I just got off the blower with Ron Pinciaro, the head of Connecticut Against Gun Violence (CAGV). In fact, Mr. Pinciaro hung up on me. He pulled the proverbial plug when I questioned his assertion that the National Rifle Association (NRA) is a trade association that wants to protect gun dealers who knowingly sell 30 percent of their products to prohibited customers. Originally, I’d called Pinciaro to find out more about his group’s two-year-old “Red Flag” campaign. Pinciaro told me his supporters use the banners to agitate for more gun trafficking prosecutions. “The flags are carried during marches and demonstrations and placed on memorials,” he said.
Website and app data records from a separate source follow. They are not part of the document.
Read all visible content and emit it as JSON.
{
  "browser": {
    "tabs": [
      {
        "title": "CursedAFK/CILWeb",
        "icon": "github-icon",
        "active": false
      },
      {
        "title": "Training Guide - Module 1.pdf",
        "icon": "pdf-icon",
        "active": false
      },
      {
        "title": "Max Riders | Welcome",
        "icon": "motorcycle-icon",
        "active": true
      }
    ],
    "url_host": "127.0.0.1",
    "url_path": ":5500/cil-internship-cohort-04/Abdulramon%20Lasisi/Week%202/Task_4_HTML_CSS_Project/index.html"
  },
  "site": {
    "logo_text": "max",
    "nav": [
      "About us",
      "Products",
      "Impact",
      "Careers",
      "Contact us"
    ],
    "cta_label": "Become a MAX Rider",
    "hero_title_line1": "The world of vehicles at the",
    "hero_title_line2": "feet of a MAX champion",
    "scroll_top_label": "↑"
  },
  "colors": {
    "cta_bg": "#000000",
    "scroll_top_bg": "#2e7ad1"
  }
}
The conversation went downhill from there . . .
On the face of it, Pinciaro’s PR campaign—“Where did they get the gun?”—presents no problem for either side of the gun control debate. Tracing the source of a weapon used in a gun crime is sound policing, no matter where you stand on firearms regulations. As I probed for this common ground, asking Pinciaro if CAGV was pushing the Powers That Be to pick up the pace of their gun trafficking investigations and prosecutions, I hit an NRA-shaped wall.
“The political will to go after rogue dealers doesn’t exist,” Pinciaro insisted. “Criminal investigations are blocked by the NRA. Whenever the ATF gets too aggressive, the NRA goes into their office and threatens to defund them.” Literally? “Yes. I heard this from retired agents.”
Pinciaro identified this NRA-thwarted effort to close “rogue dealers” (i.e. guns dealers who knowingly sell firearms to people legally prohibited from ownership) as the key roadblock in the effort to combat gun crime in Connecticut. Be that as it may, Pinciaro believes that gun dealers are not a good thing in general. In other words, less legal guns means less gun crime. “Connecticut has the fourth lowest gun ownership rate: 16.2 percent,” he said. “We also have the fourth lowest gun death rate.”
When I suggested that correlation might not equal causation, Pinciaro bristled. When I asked if he’d read John Lott’s book More Guns, Less Crime, which provides copious scientific data establishing the exact opposite statistical relationship, he said “No, why would I do that?” From there, Pinciaro wanted to know “Why does the NRA oppose closing the gun show loophole?”
I pointed out that I’m not authorized to speak for the NRA. I also highlighted the fact that the NRA is not a trade group; it’s comprised of millions of private members. And I asked him if the gun show loophole was a moot point anyway—given that gun show guns account for just over two percent of firearms used for criminal purposes. Pinciaro had had his fill.
“I don’t want to argue with a close-minded person,” Pinciaro said. Nor did he want me to email him a link to this post so he could check if I’d represented his organization’s positions fairly. “I don’t care what you think of my views,” he said. “And I don’t care what your readers think of them either.” I apologized to Mr. Pinciaro for angering him and . . . dialtone.
Shame. Legal gun owners share Mr. Pinciaro’s desire to see gun crime reduced. Someday, perhaps, a bridge will be built between the two sides of the gun control debate, so that firearms-related tragedy can be curtailed by more effective law enforcement. Alas, today was not that day.